Your answer should be every line from the records that contains "handle".

Interface dataset entries:
»»
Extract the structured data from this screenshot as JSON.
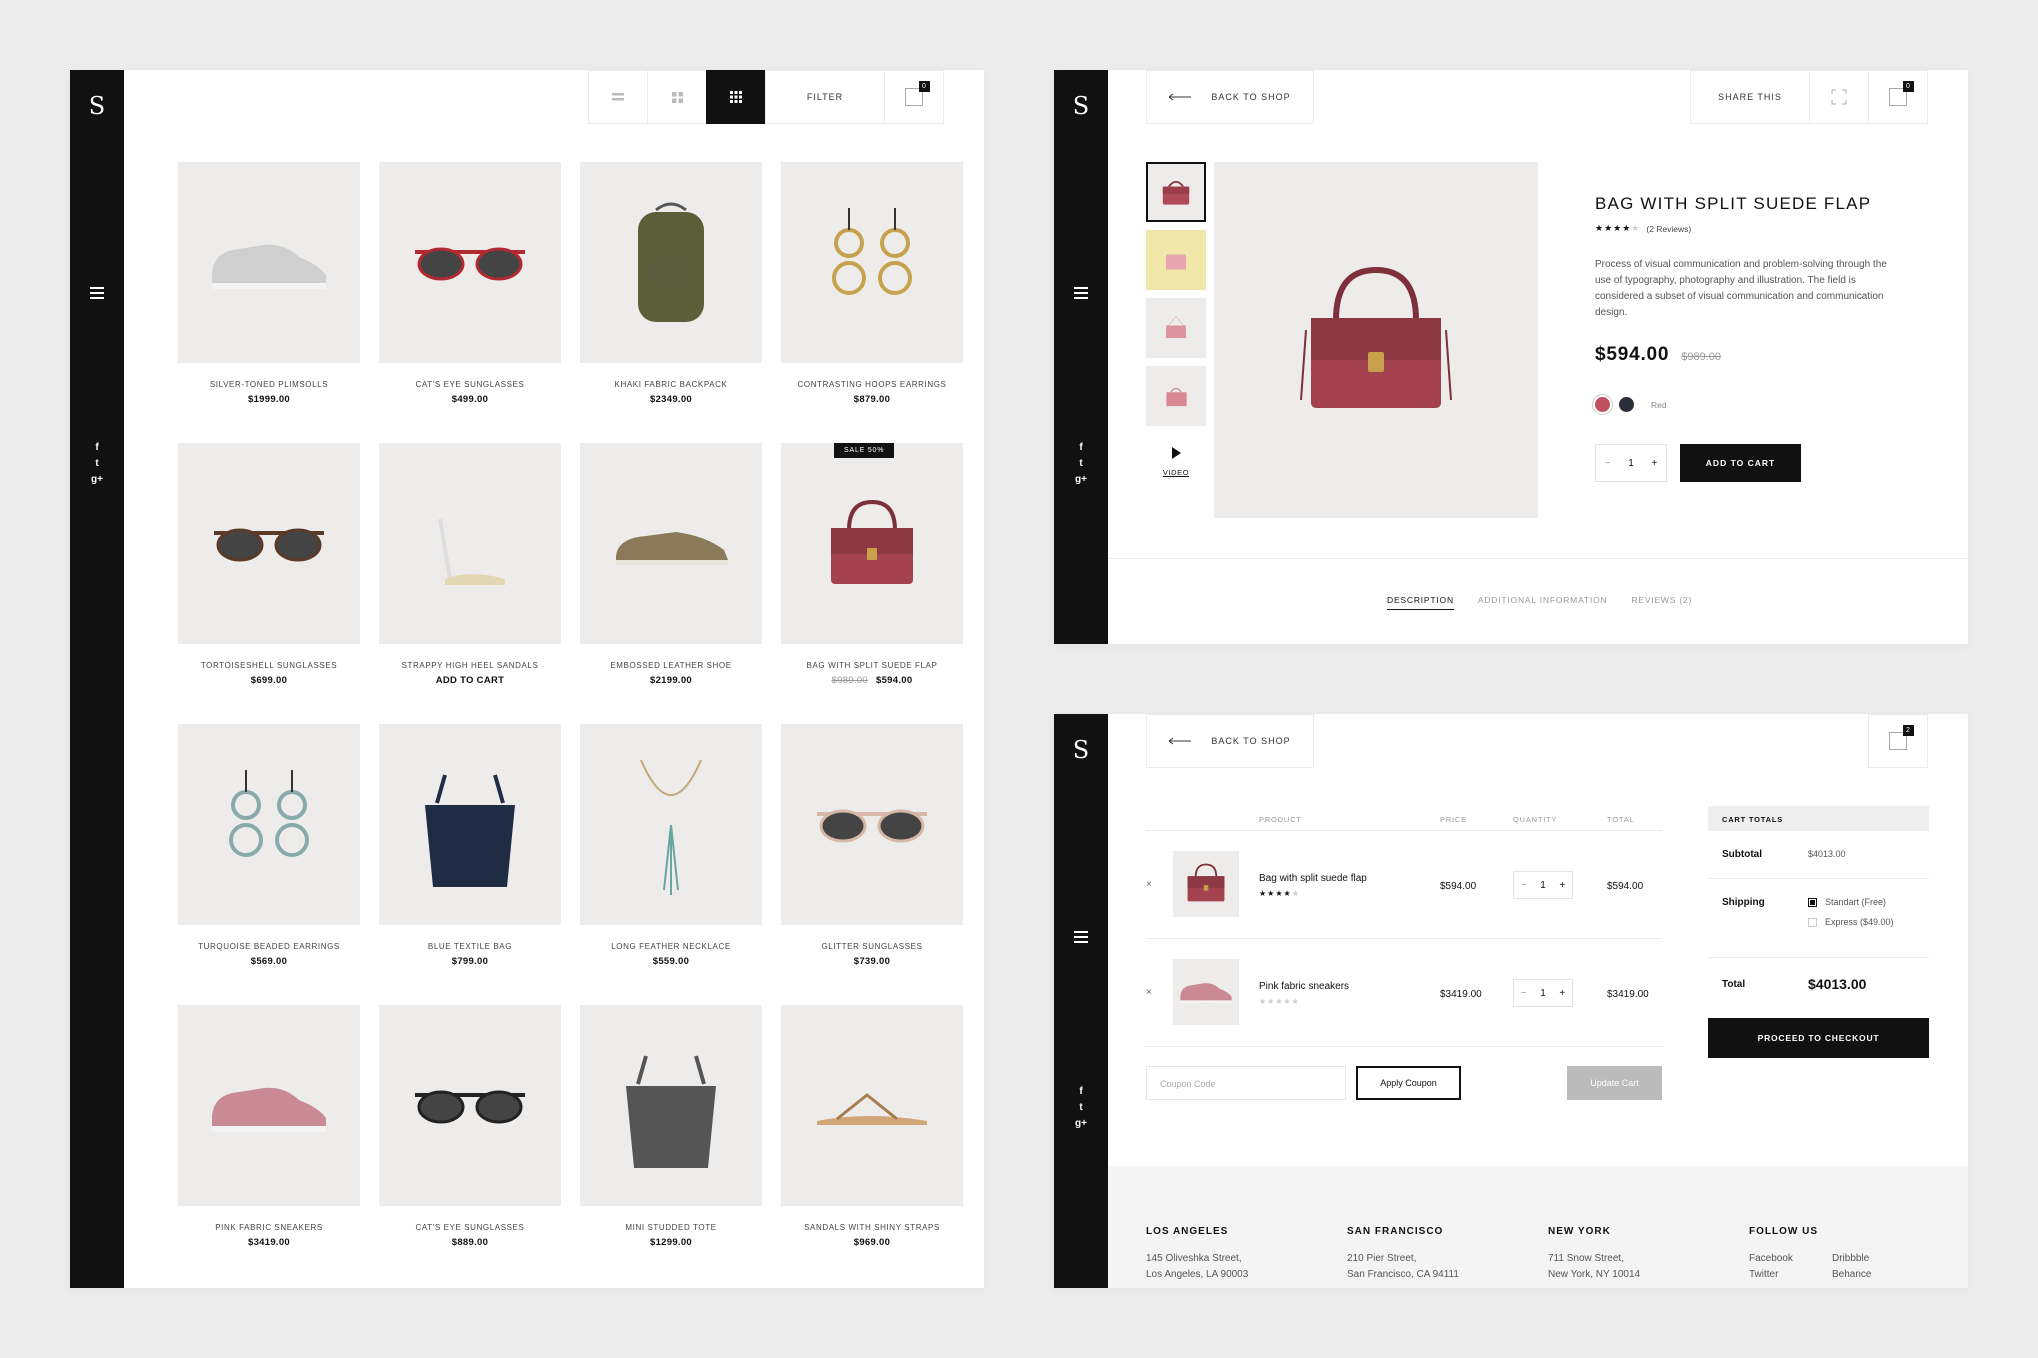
{
  "brand": {
    "logo": "S"
  },
  "social": [
    "f",
    "t",
    "g+"
  ],
  "shop": {
    "filter_label": "FILTER",
    "cart_count": "0",
    "products": [
      {
        "name": "SILVER-TONED PLIMSOLLS",
        "price": "$1999.00",
        "old_price": "",
        "badge": "",
        "icon": "sneaker"
      },
      {
        "name": "CAT'S EYE SUNGLASSES",
        "price": "$499.00",
        "old_price": "",
        "badge": "",
        "icon": "sunglasses"
      },
      {
        "name": "KHAKI FABRIC BACKPACK",
        "price": "$2349.00",
        "old_price": "",
        "badge": "",
        "icon": "backpack"
      },
      {
        "name": "CONTRASTING HOOPS EARRINGS",
        "price": "$879.00",
        "old_price": "",
        "badge": "",
        "icon": "earrings"
      },
      {
        "name": "TORTOISESHELL SUNGLASSES",
        "price": "$699.00",
        "old_price": "",
        "badge": "",
        "icon": "sunglasses"
      },
      {
        "name": "STRAPPY HIGH HEEL SANDALS",
        "price": "ADD TO CART",
        "old_price": "",
        "badge": "",
        "icon": "heel"
      },
      {
        "name": "EMBOSSED LEATHER SHOE",
        "price": "$2199.00",
        "old_price": "",
        "badge": "",
        "icon": "shoe"
      },
      {
        "name": "BAG WITH SPLIT SUEDE FLAP",
        "price": "$594.00",
        "old_price": "$989.00",
        "badge": "SALE 50%",
        "icon": "handbag"
      },
      {
        "name": "TURQUOISE BEADED EARRINGS",
        "price": "$569.00",
        "old_price": "",
        "badge": "",
        "icon": "earrings"
      },
      {
        "name": "BLUE TEXTILE BAG",
        "price": "$799.00",
        "old_price": "",
        "badge": "",
        "icon": "tote"
      },
      {
        "name": "LONG FEATHER NECKLACE",
        "price": "$559.00",
        "old_price": "",
        "badge": "",
        "icon": "necklace"
      },
      {
        "name": "GLITTER SUNGLASSES",
        "price": "$739.00",
        "old_price": "",
        "badge": "",
        "icon": "sunglasses"
      },
      {
        "name": "PINK FABRIC SNEAKERS",
        "price": "$3419.00",
        "old_price": "",
        "badge": "",
        "icon": "sneaker"
      },
      {
        "name": "CAT'S EYE SUNGLASSES",
        "price": "$889.00",
        "old_price": "",
        "badge": "",
        "icon": "sunglasses"
      },
      {
        "name": "MINI STUDDED TOTE",
        "price": "$1299.00",
        "old_price": "",
        "badge": "",
        "icon": "tote"
      },
      {
        "name": "SANDALS WITH SHINY STRAPS",
        "price": "$969.00",
        "old_price": "",
        "badge": "",
        "icon": "sandal"
      }
    ]
  },
  "detail": {
    "back_label": "BACK TO SHOP",
    "share_label": "SHARE THIS",
    "cart_count": "0",
    "title": "BAG WITH SPLIT SUEDE FLAP",
    "reviews": "(2 Reviews)",
    "rating": 4,
    "description": "Process of visual communication and problem-solving through the use of typography, photography and illustration. The field is considered a subset of visual communication and communication design.",
    "price": "$594.00",
    "old_price": "$989.00",
    "color_label": "Red",
    "colors": [
      "#c0505e",
      "#2a2e3a"
    ],
    "qty": "1",
    "add_to_cart": "ADD TO CART",
    "video_label": "VIDEO",
    "tabs": [
      "DESCRIPTION",
      "ADDITIONAL INFORMATION",
      "REVIEWS (2)"
    ]
  },
  "cart": {
    "back_label": "BACK TO SHOP",
    "cart_count": "2",
    "headers": {
      "product": "PRODUCT",
      "price": "PRICE",
      "quantity": "QUANTITY",
      "total": "TOTAL"
    },
    "items": [
      {
        "name": "Bag with split suede flap",
        "price": "$594.00",
        "qty": "1",
        "total": "$594.00",
        "rating": 4
      },
      {
        "name": "Pink fabric sneakers",
        "price": "$3419.00",
        "qty": "1",
        "total": "$3419.00",
        "rating": 0
      }
    ],
    "coupon_placeholder": "Coupon Code",
    "apply_coupon": "Apply Coupon",
    "update_cart": "Update Cart",
    "totals": {
      "heading": "CART TOTALS",
      "subtotal_label": "Subtotal",
      "subtotal": "$4013.00",
      "shipping_label": "Shipping",
      "shipping_options": [
        "Standart (Free)",
        "Express ($49.00)"
      ],
      "total_label": "Total",
      "total": "$4013.00",
      "checkout": "PROCEED TO CHECKOUT"
    },
    "footer": [
      {
        "city": "LOS ANGELES",
        "line1": "145 Oliveshka Street,",
        "line2": "Los Angeles, LA 90003"
      },
      {
        "city": "SAN FRANCISCO",
        "line1": "210 Pier Street,",
        "line2": "San Francisco, CA 94111"
      },
      {
        "city": "NEW YORK",
        "line1": "711 Snow Street,",
        "line2": "New York, NY 10014"
      }
    ],
    "follow": {
      "heading": "FOLLOW US",
      "links": [
        "Facebook",
        "Dribbble",
        "Twitter",
        "Behance"
      ]
    }
  }
}
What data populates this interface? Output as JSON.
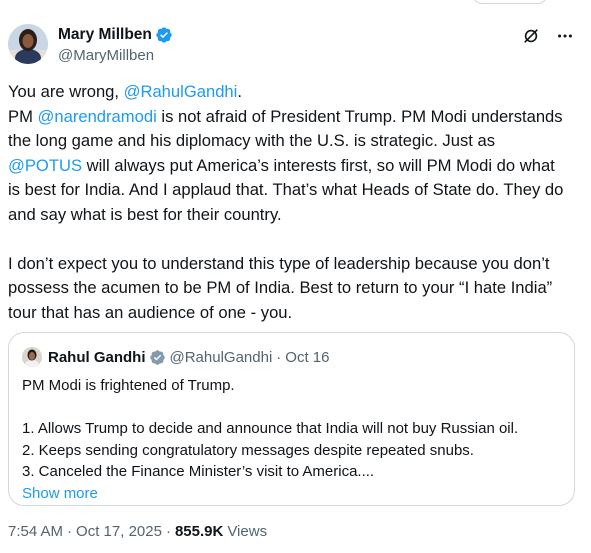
{
  "author": {
    "display_name": "Mary Millben",
    "handle": "@MaryMillben",
    "avatar_icon": "user-avatar"
  },
  "header_icons": [
    "grok-icon",
    "more-icon"
  ],
  "tweet": {
    "line1_prefix": "You are wrong, ",
    "line1_mention": "@RahulGandhi",
    "line1_suffix": ".",
    "p2_a": "PM ",
    "p2_mention1": "@narendramodi",
    "p2_b": " is not afraid of President Trump. PM Modi understands the long game and his diplomacy with the U.S. is strategic. Just as ",
    "p2_mention2": "@POTUS",
    "p2_c": " will always put America’s interests first, so will PM Modi do what is best for India. And I applaud that. That’s what Heads of State do. They do and say what is best for their country.",
    "p3": "I don’t expect you to understand this type of leadership because you don’t possess the acumen to be PM of India. Best to return to your “I hate India” tour that has an audience of one - you."
  },
  "quoted_tweet": {
    "display_name": "Rahul Gandhi",
    "handle": "@RahulGandhi",
    "separator": "·",
    "date": "Oct 16",
    "line1": "PM Modi is frightened of Trump.",
    "item1": "1. Allows Trump to decide and announce that India will not buy Russian oil.",
    "item2": "2. Keeps sending congratulatory messages despite repeated snubs.",
    "item3": "3. Canceled the Finance Minister’s visit to America....",
    "show_more": "Show more"
  },
  "meta": {
    "time": "7:54 AM",
    "sep1": "·",
    "date": "Oct 17, 2025",
    "sep2": "·",
    "views_count": "855.9K",
    "views_label": "Views"
  },
  "colors": {
    "accent": "#1d9bf0",
    "text": "#0f1419",
    "secondary": "#536471",
    "border": "#cfd9de",
    "verified_badge": "#1d9bf0"
  }
}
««
• PROBLEM SOLUTION:
    "handle": "@MaryMillben",
    "handle": "@RahulGandhi",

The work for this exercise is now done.